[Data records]
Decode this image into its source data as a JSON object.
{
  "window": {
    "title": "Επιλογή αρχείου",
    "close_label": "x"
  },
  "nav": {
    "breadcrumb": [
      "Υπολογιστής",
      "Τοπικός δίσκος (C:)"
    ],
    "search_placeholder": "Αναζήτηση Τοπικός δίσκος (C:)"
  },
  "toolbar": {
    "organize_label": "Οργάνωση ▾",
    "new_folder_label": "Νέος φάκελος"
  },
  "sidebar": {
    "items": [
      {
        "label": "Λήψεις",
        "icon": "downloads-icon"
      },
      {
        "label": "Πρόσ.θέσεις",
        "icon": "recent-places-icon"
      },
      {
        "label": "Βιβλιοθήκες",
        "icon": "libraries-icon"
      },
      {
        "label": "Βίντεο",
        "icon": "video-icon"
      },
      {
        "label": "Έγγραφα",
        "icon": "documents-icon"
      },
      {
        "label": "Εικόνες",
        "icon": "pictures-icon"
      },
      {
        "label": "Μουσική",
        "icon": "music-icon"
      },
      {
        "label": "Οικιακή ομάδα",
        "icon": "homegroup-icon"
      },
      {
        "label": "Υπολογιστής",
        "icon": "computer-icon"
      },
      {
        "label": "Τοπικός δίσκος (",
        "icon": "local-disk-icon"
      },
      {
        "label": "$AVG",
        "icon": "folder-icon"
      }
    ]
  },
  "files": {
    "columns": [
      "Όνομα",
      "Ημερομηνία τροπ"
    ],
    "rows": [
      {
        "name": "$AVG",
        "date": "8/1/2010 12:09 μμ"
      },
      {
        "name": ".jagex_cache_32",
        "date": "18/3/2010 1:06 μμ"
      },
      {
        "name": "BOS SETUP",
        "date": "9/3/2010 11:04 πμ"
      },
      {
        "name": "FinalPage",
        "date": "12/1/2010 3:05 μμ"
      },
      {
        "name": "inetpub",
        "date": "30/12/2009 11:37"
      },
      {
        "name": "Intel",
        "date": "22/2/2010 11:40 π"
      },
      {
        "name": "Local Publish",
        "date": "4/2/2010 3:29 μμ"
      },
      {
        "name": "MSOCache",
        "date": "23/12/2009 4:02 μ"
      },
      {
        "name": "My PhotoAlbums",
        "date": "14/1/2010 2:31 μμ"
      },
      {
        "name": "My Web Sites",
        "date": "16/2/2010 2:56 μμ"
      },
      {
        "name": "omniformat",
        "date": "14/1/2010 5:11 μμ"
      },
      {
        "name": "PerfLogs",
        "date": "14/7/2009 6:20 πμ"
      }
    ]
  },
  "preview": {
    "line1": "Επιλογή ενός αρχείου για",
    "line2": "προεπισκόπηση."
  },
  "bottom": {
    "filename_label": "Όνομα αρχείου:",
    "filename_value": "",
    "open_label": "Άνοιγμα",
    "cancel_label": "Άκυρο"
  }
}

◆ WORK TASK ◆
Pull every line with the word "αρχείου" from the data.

◆ ANSWER FOR THIS EXERCISE ◆
    "title": "Επιλογή αρχείου",
    "line1": "Επιλογή ενός αρχείου για",
    "filename_label": "Όνομα αρχείου:",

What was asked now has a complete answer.